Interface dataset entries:
=== Begin Enclosure ===
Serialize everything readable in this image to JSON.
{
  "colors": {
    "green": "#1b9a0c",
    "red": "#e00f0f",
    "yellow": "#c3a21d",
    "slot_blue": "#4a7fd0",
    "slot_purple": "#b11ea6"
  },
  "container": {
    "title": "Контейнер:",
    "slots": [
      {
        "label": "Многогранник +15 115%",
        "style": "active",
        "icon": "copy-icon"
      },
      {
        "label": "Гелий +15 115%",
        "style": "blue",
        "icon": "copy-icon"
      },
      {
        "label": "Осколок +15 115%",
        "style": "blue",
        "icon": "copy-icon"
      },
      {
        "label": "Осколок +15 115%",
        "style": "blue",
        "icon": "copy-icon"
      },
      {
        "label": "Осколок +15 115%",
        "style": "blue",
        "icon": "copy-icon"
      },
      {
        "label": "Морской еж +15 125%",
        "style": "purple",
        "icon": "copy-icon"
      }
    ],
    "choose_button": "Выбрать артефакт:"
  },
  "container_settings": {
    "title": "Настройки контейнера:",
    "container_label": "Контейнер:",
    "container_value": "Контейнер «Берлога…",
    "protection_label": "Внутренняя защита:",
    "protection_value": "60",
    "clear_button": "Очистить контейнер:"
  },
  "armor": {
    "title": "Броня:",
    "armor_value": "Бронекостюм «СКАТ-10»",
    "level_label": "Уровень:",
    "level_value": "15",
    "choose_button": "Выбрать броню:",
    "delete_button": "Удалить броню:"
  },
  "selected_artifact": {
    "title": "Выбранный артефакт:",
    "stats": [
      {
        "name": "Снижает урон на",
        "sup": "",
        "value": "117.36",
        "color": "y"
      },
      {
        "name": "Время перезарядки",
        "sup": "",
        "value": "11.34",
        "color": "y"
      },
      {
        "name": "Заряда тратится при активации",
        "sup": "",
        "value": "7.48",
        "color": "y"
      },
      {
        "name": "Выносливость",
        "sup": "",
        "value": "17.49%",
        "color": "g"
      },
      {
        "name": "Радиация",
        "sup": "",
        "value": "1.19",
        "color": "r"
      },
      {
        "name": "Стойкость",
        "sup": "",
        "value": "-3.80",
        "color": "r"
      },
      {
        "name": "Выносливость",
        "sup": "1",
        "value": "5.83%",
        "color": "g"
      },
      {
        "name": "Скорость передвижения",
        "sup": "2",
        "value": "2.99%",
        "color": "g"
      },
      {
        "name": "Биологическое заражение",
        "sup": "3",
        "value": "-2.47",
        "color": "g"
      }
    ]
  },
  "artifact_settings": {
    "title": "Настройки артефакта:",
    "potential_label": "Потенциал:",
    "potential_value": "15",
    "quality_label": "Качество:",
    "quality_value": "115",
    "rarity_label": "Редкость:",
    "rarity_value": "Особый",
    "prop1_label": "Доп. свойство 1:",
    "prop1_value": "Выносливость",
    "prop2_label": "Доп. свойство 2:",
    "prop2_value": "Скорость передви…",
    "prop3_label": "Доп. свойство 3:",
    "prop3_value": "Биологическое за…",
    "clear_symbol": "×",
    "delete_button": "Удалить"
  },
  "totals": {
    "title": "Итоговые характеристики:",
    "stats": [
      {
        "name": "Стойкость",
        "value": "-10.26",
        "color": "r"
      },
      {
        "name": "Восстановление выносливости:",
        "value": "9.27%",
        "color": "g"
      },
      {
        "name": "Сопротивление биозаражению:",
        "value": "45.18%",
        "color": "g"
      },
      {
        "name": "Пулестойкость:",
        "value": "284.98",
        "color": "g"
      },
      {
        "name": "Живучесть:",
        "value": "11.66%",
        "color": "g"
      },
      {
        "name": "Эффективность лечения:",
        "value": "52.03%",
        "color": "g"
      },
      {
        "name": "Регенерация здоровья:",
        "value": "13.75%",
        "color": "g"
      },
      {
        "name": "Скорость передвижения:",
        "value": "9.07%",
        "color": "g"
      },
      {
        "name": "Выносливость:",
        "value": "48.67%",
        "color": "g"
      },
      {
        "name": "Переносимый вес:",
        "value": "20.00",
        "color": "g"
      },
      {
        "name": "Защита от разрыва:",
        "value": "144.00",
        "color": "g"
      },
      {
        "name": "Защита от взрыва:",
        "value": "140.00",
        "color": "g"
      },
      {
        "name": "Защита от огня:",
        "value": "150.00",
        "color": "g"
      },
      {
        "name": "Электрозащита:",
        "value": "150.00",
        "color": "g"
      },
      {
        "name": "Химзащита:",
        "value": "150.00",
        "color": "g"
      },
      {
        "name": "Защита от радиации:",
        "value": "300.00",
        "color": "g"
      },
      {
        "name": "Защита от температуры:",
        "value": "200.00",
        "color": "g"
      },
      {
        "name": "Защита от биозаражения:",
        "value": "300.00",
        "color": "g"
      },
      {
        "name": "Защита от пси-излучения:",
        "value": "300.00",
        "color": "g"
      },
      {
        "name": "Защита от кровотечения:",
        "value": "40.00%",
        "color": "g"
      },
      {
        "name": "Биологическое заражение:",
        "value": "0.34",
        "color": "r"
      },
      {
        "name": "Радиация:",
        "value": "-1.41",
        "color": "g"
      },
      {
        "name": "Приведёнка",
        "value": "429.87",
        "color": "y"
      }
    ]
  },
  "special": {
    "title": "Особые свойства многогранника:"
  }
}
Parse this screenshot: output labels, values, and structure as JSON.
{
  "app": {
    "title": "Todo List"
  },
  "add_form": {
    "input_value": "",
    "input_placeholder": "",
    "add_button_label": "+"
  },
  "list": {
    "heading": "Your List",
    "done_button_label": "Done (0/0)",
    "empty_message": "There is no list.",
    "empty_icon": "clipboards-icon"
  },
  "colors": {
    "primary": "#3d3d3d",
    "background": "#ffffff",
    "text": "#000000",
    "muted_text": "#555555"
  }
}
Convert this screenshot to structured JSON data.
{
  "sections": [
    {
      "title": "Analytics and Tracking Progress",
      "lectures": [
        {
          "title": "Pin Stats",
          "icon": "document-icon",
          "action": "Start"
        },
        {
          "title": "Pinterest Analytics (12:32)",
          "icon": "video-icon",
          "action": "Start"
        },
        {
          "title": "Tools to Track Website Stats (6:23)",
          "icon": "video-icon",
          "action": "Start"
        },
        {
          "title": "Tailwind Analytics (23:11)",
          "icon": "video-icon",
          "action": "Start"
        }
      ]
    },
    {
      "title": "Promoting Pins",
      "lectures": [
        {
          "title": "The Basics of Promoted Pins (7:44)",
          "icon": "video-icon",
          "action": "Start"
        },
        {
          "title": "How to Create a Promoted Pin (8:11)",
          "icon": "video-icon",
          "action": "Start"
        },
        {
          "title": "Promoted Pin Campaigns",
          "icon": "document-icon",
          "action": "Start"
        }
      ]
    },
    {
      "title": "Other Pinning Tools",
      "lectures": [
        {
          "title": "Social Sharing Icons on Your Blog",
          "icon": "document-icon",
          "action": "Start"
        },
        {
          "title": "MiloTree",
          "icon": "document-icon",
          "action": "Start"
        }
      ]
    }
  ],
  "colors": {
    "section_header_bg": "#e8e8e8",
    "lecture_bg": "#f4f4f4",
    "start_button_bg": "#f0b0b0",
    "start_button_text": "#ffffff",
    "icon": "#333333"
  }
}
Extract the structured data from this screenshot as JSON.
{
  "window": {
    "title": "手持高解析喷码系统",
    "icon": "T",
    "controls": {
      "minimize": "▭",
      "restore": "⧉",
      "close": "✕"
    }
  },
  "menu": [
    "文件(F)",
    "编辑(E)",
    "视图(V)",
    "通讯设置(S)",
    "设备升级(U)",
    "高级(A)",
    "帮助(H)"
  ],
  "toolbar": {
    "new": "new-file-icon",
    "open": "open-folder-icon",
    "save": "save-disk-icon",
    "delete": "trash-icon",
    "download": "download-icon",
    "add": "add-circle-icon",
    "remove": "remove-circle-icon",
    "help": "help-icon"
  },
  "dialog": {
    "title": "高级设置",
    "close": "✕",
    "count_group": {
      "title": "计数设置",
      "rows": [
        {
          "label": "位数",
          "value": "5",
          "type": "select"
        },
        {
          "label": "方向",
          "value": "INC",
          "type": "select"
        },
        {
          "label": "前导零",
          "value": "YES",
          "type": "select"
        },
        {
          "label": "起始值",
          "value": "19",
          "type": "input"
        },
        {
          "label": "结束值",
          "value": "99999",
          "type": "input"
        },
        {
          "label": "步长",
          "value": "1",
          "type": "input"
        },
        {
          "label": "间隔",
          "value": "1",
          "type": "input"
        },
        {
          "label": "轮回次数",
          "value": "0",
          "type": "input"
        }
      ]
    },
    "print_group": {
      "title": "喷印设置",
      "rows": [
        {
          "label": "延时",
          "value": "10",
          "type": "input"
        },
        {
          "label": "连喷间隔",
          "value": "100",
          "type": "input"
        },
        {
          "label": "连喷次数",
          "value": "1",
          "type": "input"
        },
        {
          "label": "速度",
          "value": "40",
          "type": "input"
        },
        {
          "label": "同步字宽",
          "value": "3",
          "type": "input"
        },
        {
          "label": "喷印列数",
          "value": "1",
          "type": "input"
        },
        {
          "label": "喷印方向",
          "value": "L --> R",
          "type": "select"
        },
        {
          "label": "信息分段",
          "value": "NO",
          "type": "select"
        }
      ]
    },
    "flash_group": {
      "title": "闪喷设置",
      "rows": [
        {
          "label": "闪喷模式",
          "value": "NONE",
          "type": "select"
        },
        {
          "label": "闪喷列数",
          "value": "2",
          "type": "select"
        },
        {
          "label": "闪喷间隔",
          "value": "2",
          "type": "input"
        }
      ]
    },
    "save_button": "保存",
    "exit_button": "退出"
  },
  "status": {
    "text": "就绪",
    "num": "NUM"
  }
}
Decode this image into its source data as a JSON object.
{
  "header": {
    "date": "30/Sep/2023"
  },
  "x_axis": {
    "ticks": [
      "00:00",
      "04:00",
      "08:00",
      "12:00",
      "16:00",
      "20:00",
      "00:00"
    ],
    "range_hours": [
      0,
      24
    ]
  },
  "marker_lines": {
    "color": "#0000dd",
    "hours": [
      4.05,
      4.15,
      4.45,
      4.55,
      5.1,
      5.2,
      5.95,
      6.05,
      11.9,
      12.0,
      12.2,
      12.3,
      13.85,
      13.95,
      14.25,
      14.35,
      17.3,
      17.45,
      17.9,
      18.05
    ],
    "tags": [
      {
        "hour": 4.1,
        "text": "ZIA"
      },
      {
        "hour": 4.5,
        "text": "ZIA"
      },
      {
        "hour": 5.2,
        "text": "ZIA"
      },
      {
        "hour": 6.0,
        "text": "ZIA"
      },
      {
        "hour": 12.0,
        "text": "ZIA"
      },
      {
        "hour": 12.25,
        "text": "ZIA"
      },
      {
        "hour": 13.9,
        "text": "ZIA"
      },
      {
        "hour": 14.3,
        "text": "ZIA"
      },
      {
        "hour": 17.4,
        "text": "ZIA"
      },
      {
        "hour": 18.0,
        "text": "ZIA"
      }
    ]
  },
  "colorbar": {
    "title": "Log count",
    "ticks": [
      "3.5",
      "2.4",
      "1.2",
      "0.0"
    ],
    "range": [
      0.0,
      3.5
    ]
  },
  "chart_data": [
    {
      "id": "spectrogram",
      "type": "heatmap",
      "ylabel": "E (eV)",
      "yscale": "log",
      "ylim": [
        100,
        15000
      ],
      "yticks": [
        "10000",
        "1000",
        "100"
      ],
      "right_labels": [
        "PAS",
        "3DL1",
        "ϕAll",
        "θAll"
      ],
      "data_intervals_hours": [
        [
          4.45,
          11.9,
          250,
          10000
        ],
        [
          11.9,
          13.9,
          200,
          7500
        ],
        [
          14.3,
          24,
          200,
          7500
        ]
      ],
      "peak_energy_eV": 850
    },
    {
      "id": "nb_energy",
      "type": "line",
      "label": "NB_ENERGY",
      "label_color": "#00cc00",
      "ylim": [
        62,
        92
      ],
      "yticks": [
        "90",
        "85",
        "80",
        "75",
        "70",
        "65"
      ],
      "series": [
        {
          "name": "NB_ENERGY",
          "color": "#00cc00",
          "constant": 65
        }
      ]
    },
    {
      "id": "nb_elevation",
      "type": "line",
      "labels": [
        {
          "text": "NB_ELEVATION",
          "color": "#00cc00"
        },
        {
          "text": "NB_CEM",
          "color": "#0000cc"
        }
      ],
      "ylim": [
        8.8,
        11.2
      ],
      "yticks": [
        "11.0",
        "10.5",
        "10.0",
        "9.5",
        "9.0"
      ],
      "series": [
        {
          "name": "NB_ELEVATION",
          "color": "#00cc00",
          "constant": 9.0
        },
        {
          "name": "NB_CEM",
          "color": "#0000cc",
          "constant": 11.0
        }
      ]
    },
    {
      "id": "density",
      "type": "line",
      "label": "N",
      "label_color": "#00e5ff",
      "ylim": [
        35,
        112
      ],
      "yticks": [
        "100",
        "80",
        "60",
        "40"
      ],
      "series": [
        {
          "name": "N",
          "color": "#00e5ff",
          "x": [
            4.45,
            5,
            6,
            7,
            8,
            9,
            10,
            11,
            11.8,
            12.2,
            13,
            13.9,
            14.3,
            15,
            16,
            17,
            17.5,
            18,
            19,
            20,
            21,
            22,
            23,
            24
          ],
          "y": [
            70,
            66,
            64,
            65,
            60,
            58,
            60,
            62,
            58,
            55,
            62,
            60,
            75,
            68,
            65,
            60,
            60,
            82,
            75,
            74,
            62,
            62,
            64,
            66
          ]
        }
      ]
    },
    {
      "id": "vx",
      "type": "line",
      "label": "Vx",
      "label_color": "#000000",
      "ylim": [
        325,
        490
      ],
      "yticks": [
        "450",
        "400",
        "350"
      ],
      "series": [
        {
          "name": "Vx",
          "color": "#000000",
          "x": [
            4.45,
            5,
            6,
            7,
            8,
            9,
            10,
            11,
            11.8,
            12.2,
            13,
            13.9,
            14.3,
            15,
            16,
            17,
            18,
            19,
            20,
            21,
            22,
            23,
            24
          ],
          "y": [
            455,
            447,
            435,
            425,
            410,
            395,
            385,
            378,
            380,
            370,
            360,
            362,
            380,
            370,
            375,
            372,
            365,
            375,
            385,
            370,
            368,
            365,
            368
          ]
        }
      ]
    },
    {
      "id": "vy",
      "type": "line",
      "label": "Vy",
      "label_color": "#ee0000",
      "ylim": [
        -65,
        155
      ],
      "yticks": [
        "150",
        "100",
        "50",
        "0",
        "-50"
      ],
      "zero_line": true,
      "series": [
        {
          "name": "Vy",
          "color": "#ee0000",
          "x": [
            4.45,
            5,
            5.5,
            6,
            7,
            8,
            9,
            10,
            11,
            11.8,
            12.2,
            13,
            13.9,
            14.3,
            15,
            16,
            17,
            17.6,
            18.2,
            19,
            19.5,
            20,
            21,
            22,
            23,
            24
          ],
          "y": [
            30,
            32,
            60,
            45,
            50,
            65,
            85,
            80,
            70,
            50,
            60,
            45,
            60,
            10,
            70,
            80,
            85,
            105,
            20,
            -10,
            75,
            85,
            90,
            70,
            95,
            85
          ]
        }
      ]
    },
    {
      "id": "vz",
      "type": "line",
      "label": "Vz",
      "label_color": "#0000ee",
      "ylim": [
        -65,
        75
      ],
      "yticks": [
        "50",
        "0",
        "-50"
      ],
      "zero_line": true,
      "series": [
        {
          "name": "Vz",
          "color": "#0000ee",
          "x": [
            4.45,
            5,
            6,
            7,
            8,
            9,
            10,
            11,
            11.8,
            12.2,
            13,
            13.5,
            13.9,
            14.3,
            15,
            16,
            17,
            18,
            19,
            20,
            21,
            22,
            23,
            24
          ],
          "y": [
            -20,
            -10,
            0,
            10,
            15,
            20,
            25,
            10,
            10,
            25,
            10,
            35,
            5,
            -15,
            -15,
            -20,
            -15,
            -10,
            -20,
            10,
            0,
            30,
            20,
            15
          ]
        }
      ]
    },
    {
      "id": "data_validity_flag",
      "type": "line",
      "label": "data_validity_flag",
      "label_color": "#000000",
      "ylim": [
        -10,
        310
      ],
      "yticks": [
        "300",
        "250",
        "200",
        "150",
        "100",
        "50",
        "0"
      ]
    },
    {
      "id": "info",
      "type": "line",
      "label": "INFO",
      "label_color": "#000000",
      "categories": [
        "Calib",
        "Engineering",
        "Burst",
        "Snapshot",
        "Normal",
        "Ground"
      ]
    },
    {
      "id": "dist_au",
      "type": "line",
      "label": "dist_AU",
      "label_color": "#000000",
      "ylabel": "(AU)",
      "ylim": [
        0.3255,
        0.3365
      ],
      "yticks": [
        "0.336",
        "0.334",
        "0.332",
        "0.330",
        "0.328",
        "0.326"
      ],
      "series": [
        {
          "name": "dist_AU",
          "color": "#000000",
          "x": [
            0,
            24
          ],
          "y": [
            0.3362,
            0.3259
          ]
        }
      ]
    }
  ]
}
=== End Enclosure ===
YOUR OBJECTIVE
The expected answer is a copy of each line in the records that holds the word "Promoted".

FINISHED EXERCISE
          "title": "The Basics of Promoted Pins (7:44)",
          "title": "How to Create a Promoted Pin (8:11)",
          "title": "Promoted Pin Campaigns",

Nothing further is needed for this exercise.